Provided records:
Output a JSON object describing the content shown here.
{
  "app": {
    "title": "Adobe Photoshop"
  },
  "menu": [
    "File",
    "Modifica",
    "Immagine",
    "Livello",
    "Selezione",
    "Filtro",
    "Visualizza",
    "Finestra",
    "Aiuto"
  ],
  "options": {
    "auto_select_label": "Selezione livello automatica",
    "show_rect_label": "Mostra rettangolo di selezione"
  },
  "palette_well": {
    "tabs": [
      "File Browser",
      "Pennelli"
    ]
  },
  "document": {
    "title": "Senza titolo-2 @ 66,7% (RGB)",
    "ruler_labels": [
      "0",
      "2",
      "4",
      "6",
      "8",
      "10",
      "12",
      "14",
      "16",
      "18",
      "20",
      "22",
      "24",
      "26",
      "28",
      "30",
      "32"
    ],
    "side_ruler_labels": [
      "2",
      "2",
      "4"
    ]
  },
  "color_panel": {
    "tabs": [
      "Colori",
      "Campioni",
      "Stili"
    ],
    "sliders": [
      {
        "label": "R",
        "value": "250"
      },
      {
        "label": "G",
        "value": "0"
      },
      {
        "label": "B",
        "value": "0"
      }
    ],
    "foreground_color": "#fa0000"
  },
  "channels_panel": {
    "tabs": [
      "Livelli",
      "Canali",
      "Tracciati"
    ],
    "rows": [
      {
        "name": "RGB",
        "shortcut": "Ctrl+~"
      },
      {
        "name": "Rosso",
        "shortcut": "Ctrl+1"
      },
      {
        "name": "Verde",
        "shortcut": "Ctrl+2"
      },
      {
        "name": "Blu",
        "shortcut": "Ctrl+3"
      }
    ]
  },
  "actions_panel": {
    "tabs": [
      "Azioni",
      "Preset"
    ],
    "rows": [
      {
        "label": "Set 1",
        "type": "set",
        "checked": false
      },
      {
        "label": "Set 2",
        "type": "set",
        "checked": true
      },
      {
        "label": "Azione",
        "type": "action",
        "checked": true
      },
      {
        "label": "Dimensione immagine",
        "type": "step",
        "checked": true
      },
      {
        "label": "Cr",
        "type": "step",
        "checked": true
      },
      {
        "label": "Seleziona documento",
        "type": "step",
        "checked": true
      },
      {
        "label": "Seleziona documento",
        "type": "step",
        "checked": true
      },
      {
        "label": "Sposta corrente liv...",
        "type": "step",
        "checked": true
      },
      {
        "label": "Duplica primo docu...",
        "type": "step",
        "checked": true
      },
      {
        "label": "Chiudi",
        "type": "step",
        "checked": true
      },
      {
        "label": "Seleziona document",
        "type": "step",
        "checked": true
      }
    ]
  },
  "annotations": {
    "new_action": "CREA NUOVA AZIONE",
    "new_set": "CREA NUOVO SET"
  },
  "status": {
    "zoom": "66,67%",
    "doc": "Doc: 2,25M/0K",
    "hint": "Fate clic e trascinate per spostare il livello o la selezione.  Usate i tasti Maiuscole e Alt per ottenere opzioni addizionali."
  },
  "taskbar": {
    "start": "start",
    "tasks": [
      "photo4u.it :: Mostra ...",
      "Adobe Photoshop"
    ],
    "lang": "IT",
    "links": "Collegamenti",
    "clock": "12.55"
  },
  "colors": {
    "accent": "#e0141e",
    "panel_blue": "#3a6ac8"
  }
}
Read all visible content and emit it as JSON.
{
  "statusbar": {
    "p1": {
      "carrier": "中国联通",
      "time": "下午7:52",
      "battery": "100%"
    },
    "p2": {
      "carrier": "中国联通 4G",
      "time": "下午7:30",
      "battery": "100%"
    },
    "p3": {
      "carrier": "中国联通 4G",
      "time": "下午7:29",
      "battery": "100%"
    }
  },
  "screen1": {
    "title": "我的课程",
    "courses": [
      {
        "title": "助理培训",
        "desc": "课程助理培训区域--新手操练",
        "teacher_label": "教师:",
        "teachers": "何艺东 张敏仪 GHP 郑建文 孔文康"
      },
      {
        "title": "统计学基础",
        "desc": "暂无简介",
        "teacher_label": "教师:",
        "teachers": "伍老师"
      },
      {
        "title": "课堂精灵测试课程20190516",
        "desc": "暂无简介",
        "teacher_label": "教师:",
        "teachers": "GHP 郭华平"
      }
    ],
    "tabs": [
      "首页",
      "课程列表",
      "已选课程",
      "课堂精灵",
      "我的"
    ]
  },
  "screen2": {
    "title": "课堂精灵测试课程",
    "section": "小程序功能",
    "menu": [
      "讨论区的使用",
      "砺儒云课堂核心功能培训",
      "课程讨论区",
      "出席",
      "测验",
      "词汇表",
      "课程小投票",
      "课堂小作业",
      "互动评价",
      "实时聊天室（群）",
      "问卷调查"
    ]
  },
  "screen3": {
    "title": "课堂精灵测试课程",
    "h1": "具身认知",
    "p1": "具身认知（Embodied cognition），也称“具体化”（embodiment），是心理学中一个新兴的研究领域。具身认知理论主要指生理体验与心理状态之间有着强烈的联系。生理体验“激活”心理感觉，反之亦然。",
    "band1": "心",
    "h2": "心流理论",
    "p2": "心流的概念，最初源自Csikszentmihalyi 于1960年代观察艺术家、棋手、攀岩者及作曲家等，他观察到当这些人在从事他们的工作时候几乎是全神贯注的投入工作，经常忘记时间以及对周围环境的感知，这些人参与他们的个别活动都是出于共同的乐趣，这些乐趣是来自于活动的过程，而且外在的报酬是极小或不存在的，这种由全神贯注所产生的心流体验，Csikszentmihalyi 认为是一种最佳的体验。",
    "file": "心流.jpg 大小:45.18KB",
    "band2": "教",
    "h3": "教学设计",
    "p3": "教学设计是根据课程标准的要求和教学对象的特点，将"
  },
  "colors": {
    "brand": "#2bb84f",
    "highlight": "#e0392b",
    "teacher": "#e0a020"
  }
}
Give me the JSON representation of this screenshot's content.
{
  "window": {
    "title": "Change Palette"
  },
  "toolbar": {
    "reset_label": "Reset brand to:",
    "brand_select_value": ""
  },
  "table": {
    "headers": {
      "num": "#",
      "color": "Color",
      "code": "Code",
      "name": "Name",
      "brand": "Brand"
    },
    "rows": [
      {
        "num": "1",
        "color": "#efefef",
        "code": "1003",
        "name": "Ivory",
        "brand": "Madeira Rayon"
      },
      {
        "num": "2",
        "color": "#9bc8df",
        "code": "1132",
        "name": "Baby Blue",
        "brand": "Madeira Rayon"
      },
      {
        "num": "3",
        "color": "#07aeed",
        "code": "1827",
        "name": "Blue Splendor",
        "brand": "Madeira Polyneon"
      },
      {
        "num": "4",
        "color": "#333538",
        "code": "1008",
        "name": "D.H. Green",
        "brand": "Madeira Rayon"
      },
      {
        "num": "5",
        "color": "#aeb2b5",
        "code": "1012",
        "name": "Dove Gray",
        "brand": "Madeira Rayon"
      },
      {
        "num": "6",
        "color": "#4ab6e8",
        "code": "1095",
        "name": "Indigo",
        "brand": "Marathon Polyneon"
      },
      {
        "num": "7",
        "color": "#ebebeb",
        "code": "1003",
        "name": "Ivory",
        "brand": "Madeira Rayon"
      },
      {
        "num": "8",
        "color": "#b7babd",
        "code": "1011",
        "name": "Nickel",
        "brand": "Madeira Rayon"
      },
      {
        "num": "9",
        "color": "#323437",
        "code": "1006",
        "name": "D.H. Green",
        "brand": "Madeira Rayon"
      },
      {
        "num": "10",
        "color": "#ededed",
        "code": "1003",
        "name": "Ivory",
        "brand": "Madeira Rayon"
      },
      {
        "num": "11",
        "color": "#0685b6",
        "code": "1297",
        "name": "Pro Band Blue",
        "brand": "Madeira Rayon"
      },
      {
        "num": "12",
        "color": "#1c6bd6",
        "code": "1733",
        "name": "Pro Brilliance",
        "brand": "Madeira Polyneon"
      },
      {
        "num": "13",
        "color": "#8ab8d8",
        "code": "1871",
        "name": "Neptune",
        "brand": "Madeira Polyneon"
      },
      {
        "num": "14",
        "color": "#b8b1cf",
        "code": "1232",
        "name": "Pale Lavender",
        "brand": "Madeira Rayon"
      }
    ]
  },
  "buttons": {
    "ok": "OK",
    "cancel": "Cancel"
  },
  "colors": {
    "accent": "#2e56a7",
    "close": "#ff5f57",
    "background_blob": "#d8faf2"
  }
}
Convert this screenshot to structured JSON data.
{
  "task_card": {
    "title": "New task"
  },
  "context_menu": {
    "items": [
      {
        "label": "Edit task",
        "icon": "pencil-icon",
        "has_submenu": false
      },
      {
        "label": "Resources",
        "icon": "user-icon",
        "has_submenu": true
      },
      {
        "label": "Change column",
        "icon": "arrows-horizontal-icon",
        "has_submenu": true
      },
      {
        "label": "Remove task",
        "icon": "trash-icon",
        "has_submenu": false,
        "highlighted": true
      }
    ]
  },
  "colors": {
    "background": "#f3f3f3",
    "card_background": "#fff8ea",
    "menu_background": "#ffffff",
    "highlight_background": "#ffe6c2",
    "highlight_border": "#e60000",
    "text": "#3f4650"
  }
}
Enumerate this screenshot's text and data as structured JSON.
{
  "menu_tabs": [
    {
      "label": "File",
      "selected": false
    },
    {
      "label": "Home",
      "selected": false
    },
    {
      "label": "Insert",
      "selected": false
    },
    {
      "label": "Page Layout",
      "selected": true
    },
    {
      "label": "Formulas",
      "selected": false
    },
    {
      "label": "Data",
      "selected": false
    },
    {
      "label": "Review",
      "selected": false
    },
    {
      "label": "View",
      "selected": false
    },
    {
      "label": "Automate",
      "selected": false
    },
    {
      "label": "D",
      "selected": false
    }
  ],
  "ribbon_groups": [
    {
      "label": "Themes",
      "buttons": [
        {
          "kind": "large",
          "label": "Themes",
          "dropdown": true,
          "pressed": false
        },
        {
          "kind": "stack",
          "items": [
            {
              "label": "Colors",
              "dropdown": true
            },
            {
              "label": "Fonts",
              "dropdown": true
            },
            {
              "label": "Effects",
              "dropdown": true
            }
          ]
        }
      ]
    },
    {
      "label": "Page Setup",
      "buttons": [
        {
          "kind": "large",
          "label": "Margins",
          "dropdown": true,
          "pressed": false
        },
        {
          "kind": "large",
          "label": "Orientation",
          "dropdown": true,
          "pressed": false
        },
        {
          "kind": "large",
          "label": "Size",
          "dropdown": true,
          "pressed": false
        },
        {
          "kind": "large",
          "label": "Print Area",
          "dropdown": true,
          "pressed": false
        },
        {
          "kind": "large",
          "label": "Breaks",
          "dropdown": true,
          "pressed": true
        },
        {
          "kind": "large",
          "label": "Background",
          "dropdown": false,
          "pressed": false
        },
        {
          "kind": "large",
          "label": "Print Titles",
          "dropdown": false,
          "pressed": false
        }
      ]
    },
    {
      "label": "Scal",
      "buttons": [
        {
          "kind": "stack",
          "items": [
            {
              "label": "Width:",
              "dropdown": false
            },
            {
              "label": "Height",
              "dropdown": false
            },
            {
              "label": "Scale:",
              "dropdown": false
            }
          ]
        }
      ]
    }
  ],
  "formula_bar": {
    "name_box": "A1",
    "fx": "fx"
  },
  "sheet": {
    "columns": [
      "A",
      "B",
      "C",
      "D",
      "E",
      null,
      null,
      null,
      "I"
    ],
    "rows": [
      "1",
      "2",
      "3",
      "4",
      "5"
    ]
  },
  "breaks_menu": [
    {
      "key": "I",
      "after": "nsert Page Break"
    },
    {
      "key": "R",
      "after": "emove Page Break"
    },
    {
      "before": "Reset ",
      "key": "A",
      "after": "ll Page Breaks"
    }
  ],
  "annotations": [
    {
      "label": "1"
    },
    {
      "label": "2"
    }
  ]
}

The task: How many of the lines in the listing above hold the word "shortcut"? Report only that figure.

Output for this exercise: 4